Supplied data Start Marker

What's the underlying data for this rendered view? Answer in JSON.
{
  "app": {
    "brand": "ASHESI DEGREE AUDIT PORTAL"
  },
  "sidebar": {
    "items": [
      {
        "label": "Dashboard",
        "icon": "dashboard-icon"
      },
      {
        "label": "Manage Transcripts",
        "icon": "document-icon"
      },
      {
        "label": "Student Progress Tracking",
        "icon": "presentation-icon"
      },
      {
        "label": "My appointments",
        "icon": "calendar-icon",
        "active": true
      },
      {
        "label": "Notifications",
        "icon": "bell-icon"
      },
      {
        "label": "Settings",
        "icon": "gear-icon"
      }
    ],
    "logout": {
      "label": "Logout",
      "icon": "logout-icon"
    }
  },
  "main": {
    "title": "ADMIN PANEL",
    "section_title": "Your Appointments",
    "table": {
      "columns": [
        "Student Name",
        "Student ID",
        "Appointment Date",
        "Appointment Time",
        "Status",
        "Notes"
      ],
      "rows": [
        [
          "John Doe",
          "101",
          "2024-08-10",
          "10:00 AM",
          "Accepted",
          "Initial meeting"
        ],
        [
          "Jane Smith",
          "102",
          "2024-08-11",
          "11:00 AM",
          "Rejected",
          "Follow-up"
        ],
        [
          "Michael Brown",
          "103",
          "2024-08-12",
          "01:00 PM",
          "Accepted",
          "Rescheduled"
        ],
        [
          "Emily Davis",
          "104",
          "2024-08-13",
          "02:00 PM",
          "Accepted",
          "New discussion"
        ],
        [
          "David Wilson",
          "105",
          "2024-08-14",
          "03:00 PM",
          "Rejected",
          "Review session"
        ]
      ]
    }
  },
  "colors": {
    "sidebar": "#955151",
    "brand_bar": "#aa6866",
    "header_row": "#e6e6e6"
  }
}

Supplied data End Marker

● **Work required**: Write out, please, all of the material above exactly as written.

● **Exercise response**:
What's the underlying data for this rendered view? Answer in JSON.
{
  "app": {
    "brand": "ASHESI DEGREE AUDIT PORTAL"
  },
  "sidebar": {
    "items": [
      {
        "label": "Dashboard",
        "icon": "dashboard-icon"
      },
      {
        "label": "Manage Transcripts",
        "icon": "document-icon"
      },
      {
        "label": "Student Progress Tracking",
        "icon": "presentation-icon"
      },
      {
        "label": "My appointments",
        "icon": "calendar-icon",
        "active": true
      },
      {
        "label": "Notifications",
        "icon": "bell-icon"
      },
      {
        "label": "Settings",
        "icon": "gear-icon"
      }
    ],
    "logout": {
      "label": "Logout",
      "icon": "logout-icon"
    }
  },
  "main": {
    "title": "ADMIN PANEL",
    "section_title": "Your Appointments",
    "table": {
      "columns": [
        "Student Name",
        "Student ID",
        "Appointment Date",
        "Appointment Time",
        "Status",
        "Notes"
      ],
      "rows": [
        [
          "John Doe",
          "101",
          "2024-08-10",
          "10:00 AM",
          "Accepted",
          "Initial meeting"
        ],
        [
          "Jane Smith",
          "102",
          "2024-08-11",
          "11:00 AM",
          "Rejected",
          "Follow-up"
        ],
        [
          "Michael Brown",
          "103",
          "2024-08-12",
          "01:00 PM",
          "Accepted",
          "Rescheduled"
        ],
        [
          "Emily Davis",
          "104",
          "2024-08-13",
          "02:00 PM",
          "Accepted",
          "New discussion"
        ],
        [
          "David Wilson",
          "105",
          "2024-08-14",
          "03:00 PM",
          "Rejected",
          "Review session"
        ]
      ]
    }
  },
  "colors": {
    "sidebar": "#955151",
    "brand_bar": "#aa6866",
    "header_row": "#e6e6e6"
  }
}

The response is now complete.